[[ Provided data, beginning ]]

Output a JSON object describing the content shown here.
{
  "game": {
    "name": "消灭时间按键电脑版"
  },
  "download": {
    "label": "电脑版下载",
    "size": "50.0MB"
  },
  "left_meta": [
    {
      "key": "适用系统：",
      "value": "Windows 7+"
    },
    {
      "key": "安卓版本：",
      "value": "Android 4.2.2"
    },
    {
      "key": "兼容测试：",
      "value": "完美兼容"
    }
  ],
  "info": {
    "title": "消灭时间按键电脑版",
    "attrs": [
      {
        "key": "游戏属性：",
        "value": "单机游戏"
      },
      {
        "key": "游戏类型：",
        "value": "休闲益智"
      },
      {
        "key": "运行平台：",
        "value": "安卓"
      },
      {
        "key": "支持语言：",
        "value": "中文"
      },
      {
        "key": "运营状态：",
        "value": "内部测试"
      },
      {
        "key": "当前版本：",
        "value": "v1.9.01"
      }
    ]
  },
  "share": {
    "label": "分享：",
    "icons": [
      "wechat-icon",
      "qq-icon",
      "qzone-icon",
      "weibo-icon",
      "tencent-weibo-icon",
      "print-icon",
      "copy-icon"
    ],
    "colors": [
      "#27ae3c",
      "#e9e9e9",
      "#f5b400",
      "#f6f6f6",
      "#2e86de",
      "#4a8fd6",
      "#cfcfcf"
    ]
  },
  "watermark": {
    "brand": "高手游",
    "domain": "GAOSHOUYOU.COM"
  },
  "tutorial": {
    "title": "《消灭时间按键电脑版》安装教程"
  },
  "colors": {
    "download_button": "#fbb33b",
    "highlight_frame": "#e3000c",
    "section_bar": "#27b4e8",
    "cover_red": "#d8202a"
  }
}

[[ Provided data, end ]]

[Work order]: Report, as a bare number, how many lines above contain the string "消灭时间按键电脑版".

[Solution to the exercise]: 3